Before Dr. King was tragically assassinated his mission was about poverty and economics. It was even more dangerous to speak on that because that is the way to be able to continue this movement. We really need to get everyone on an equal playing field and financially that is the goal. 

I believe now we are in a much better place financially. Because of that people sometimes disregard the community and make it solely about money with individuals. During the civil rights movement it was for everyone. 

Now it is about a section, group, or one person getting their financial success, then we start to pit our egos and our pockets against each other as opposed to bringing it all together. 

I think that is why we don’t have that one person is because it has become so much about money that we forgot to bring it together as a community.

JN: What do you think the average person should do? There are recent marches that are happening…

NC: I am tired of marching. Me personally I am putting my money where my mouth is in many different facets. Specifically because I speak so much about our criminal justice system. I went back to school and got my masters in criminology at Howard University, ultimately to become a professor. That is really to understand the system. Every week I am in prison systems specifically DC and some prison systems here in Illinois to speak with these lifers and young men that are tried as adults. I go and speak at forums with police departments to understand and shift this mentality, to take control of this narrative.
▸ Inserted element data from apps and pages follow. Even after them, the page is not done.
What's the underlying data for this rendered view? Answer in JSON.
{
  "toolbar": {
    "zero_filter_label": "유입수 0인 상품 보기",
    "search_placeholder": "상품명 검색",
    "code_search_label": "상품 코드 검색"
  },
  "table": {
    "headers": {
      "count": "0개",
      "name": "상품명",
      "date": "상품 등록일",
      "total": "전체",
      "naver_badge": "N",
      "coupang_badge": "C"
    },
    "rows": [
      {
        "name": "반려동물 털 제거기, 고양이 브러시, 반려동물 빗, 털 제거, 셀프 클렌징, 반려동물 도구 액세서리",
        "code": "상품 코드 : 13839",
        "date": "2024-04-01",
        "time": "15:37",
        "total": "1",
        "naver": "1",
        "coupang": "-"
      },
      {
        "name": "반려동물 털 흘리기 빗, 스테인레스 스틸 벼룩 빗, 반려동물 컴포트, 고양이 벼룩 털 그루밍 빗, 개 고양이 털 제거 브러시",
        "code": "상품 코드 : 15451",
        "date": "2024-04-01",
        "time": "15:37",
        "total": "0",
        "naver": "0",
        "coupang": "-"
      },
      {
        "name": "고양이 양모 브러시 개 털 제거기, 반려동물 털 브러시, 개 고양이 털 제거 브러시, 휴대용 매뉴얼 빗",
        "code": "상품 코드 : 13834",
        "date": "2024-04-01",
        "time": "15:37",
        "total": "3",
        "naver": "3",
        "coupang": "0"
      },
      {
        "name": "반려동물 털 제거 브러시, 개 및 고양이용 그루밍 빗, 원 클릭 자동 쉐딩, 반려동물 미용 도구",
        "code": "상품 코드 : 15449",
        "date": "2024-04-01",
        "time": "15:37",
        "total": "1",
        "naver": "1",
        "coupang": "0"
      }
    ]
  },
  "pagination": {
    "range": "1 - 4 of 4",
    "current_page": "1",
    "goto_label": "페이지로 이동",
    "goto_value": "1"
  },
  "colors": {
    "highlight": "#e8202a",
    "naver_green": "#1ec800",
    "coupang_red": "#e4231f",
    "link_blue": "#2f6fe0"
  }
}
The super predator narrative has come back in a major way. It is really tearing down our community because people are looking at these men and women as animals or monsters. There is a lot of fear going on. When people react off of that emotion it is never a good thing. 

I think it starts getting better by starting dialogue on the highest level. I have been in Washington DC every week speaking on that behalf. I am trying to find a real solution, not just march about it. 

JN: How often to get to Chicago?

NC: I am in Chicago every month. I do a lot of stuff here in the inner city. People say I am at every rally against police brutality but don’t speak enough about Black on Black violence, but I do. I do a Peace Walk here in Chicago. I do community basketball games here to bring all of the neighborhoods together. I have a program here that I do with Chicago public schools that is in our second year I believe. It is called ATM, America’s Teen Moguls. It is a summit/competition where young entrepreneurs in high school are helped to come up with business plans. We give away five to 10 thousand dollar scholarships to help get their businesses going. We have been doing that for a while in the city. 

It is my passion. I try to give as much as is required. I don’t see it as a job or juggling my schedule, it is something I do. I was DC yesterday, Chicago today, New York tomorrow, and LA Sunday to be with my kids!  

JN: What projects do you have coming up?

NC: We are going into our 12th season of Wild ’N Out. The arena tours are amazing. We are going out with that again. We are opening restaurants and sports bars with the Wild ’N Out brand then turning to comedy clubs with Wild ’N Out improv schools. 

The first Wild ’N Out restaurant will open on South Beach on Memorial Day in Miami. I am looking forward to that. 

I have some new music as well. The singles are blowing up on the radio and the Internet. 

I am hoping for more movies too! 

I Am MLK Jr. debuts April 4 at 8 p.m. on Paramount Network and BET.



Interviewed by Jerry Nunn. Jerry Nunn is a contributing writer to the GoPride Network. His work is also featured in Windy City Times, Nightspots Magazine and syndicated nationally.